● What is required
Of all the lines in the entries, how many carry the word "title"? The reply is that number and no more.

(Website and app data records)

-=-=-=-=-

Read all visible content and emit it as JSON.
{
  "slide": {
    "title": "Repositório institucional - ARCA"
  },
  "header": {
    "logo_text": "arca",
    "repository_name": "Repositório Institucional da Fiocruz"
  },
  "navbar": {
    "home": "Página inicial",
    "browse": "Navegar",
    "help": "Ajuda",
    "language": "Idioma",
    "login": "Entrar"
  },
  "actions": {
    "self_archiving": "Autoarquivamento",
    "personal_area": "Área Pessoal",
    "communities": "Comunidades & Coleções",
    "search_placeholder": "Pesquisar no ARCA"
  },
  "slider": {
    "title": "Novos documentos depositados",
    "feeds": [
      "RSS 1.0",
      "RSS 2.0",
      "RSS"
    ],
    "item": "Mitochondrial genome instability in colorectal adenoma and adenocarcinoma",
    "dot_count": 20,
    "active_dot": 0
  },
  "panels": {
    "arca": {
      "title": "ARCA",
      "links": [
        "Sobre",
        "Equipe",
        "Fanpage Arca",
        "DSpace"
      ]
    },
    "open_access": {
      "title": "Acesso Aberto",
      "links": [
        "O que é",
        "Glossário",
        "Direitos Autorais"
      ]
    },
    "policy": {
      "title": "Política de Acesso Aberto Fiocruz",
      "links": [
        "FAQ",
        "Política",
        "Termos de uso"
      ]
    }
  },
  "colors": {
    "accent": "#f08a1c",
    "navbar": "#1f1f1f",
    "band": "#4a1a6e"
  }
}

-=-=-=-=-

● Response to the exercise
5